It doesn’t “sneak up” on you.

I hear this phrase a lot. “Wow, the holidays really snuck up on us this year, huh?” Not really. Christmas is very predictable. It’s the same date of the same month every year. If anything, the decorations in the mall and commercials on TV should give us even more time to prepare as they seem to start earlier and earlier each year. Yet no matter how stressful last year’s holiday preparations were, we fail to take action to prevent it from happening again…and again. If you mailed your Christmas cards on December 24th last year, why not set a reminder in your phone to begin the process earlier next year? Writing Christmas cards, picking out a tree and buying gifts should be a loving and thoughtful experience. Any stress that comes along with it is unintended or misplaced. If you’ve made an effort to be more proactive and organized but are still left with a time deficit, then chances are you’re simply trying to do too much. So….

Simplify!

The holidays are made for tradition, but they should not take up so much of your time that you’re left with no time to actually enjoy everything for which they stand. The most important traditions should be carried on, but there are many that should also be let go. Determine what’s giving you the best return on investment (ROI) for your time. Sugar cookies made from scratch, hand painted Christmas ornaments and self-stamped wrapping paper are fun activities and beautiful memories, but don’t feel like you have to do all of them every single year. Enjoy the act of preparing for the holidays, but also remember to enjoy time with family and friends. Also, don’t be afraid to lower the bar. I imagine almost every other person you know is feeling a degree of stress and overwhelm as well. Simplify this Christmas with fewer, but more meaningful presents. Do a secret Santa or eliminate the pressure of presents altogether.
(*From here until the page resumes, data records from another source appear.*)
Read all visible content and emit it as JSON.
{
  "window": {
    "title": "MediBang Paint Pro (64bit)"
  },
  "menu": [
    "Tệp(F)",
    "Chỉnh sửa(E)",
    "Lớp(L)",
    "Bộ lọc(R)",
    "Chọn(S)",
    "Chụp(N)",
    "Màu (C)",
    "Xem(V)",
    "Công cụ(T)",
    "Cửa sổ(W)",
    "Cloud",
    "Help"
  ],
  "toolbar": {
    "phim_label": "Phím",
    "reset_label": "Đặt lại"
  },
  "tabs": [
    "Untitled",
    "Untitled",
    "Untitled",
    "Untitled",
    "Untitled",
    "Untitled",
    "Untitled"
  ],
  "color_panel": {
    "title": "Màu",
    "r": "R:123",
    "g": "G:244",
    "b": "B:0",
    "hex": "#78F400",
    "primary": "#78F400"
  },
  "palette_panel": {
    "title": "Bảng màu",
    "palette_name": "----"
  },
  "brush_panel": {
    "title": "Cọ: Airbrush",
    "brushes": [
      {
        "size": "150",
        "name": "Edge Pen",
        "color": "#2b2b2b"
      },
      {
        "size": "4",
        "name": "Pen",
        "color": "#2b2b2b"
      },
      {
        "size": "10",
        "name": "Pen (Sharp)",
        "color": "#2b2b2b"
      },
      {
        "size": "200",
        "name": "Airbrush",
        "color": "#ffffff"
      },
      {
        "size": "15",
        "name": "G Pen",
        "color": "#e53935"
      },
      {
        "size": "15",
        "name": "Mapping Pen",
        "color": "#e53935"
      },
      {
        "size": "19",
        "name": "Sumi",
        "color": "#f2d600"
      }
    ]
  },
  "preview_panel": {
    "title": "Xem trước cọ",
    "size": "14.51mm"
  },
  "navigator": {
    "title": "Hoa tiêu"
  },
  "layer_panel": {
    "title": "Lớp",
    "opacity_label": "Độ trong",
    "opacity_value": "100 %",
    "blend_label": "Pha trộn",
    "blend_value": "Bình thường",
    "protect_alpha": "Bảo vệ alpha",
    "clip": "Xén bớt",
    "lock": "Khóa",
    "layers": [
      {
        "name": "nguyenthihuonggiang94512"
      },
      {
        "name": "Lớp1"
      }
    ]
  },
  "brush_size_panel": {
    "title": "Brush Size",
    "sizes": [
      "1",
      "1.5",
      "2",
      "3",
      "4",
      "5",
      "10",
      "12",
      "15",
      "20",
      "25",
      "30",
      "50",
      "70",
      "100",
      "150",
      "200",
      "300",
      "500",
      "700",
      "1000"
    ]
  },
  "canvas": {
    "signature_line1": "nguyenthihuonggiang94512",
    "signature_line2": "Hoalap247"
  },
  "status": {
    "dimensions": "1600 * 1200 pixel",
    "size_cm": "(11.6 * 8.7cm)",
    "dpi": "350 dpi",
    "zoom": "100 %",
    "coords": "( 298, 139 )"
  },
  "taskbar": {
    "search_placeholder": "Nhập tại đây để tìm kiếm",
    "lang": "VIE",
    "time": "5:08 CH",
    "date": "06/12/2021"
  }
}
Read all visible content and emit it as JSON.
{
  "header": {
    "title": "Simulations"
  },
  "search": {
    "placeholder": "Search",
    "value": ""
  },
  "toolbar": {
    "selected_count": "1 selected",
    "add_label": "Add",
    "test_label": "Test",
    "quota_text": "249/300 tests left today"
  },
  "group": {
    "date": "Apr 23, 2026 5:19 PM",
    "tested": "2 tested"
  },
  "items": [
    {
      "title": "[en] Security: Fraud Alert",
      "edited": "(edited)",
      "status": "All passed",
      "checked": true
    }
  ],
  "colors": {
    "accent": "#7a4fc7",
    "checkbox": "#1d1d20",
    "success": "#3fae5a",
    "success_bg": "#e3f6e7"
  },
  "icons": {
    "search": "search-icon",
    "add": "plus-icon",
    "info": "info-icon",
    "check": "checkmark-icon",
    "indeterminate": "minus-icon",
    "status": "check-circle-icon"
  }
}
Hopefully The Grinch that Stole Christmas has helped us to realize that it’s the time you spend with those you love (and the great food) that make the holidays special. Presents, cards and decorations are all just extra.

It’s a process.

So often I hear people boast that they’ve been decorated since Thanksgiving or their Christmas shopping was completely done by mid September and my inner response is, “Was it a race?” Preparing for the holidays is part of the celebration – it’s a process and balance. Rushing to get everything done and out of the way as soon as possible makes Christmas like any other task on your to-do list. I also can’t imagine you feel the same holiday cheer when shopping next to bathing suits and beach balls. Scrambling to buy that last present on Christmas Eve also makes the act of gift giving feel more like an obligation than a thoughtful gesture. Find a balance between the two, take time to sip the eggnog and when all else fails…simplify!

If you’re not having fun, you’re doing it wrong.

Finally and most importantly, you should be able to look back on your preparation for the holidays and smile while remembering some fond and funny moments. Even in the coldest and gloomiest months, you should feel warmer, brighter and friendlier. If you find that the holidays bring out the worst in you or your family, make you fight, feel angry or stressed, then something’s gotta give. Somewhere you’re missing the mark for what Christmas is truly all about. And once the holidays have come and gone, you shouldn’t be left feeling even worse—looking at the mounds of decorations that need put away or the heaping credit card debt. All of these are signs that a change needs to be made. Get back to the basics of what makes Christmas fun and special for you!

This holiday season be merry, be bright and….don’t be stressed!